Whenever we move forward with a new initiative, we want it to be a reflection (and in the best interest) of all of our employees. And in order to make sure our employees have a hand in driving the policies, procedures, and services that impact them, we’ve created what we call an “internal pod” structure.
With internal pods, employees across the organization volunteer to lend their voice, input, and insight to new initiatives focused on culture, diversity, and employee experience. By assembling a wide, diverse group of employees from across the company, we create policies that better reflect the needs of our diverse workforce—creating a more supportive, positive working environment for our entire team.
At Qvest.US, we believe that in order to empower our team to do their best work (and advance their careers as a result), they need to feel safe, seen, understood, and appreciated—and, as such, building trust and fostering relationships is a huge part of our culture.

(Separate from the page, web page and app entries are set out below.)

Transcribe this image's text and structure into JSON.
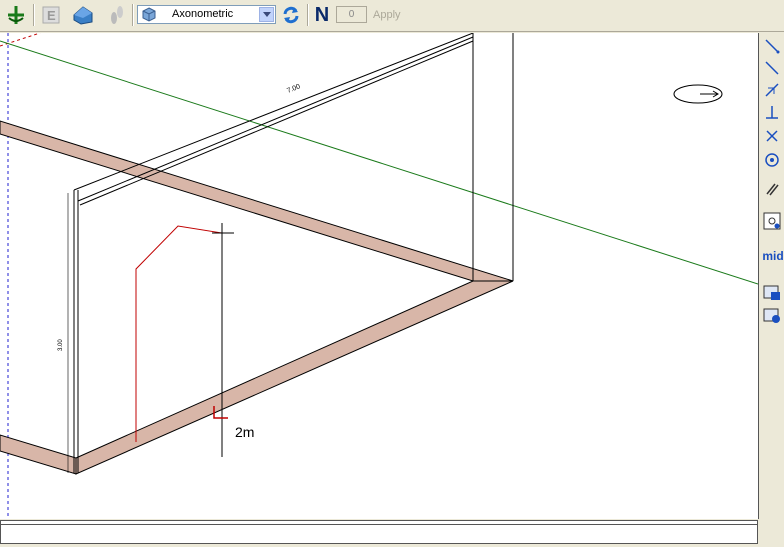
{
  "toolbar": {
    "view_mode": "Axonometric",
    "north_label": "N",
    "angle_value": "0",
    "apply_label": "Apply"
  },
  "drawing": {
    "dim_top": "7.00",
    "dim_side": "3.00",
    "cursor_label": "2m"
  },
  "right_toolbar": {
    "mid_label": "mid"
  },
  "colors": {
    "slab_fill": "#d8b6a8",
    "axis_green": "#1a7a1a",
    "guide_red": "#c00000",
    "axis_blue": "#2020d0"
  }
}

We view our team members as human beings—not just employees. In addition to showing up for work, we encourage them to show up as their whole selves, sharing their goals, their dreams, their fears, their childhoods. This culture of authenticity helps to foster deeper connections and build strong support networks—both of which help our team to do their best work and excel in Qvest.US’s meritocratic environment.
Continual growth and evolution
We’ve strived to create a true meritocracy where people’s efforts and talents are directly linked to their success and career outcomes. But we also recognize that we’re not perfect. We don’t have all of the answers—and, as such, we’re on a constant path of growing and evolving the culture at Qvest.US to best serve our team.
That means our business leaders remain open for feedback on what we can do better—and, if we ever fall short of the meritocratic values we’ve worked so hard to build into our culture, we own it and change it. We also recognize that working in tech consulting presents a unique challenge in that the industry (and the decision makers within it) aren’t always as invested in the meritocracy model as we are; in many instances, there’s a lingering hierarchical model that values seniority or age. As such, we’re constantly working to change the industry and educate key stakeholders on the merits of a meritocracy with the purpose of creating more leadership opportunities for junior candidates or talent that doesn’t fit the “consulting mold”—opportunities they’ve earned and deserved.
Bottom line? We’re proud of the culture and meritocracy we’ve built at Qvest.US—but we also know that we need to remain flexible and open to continuing to grow and evolve that culture and meritocracy.
If you want to advance your career based on your talent and achievements, build your career at Qvest.US
At Qvest.US, one of our main priorities is to create an environment where all employees have an equal chance at success and advancement—which is why we’ve created a company culture built around meritocracy. So, if you’re a tech consultant and want to work in an environment where your efforts and achievements are directly correlated to your success and career growth… Get in touch.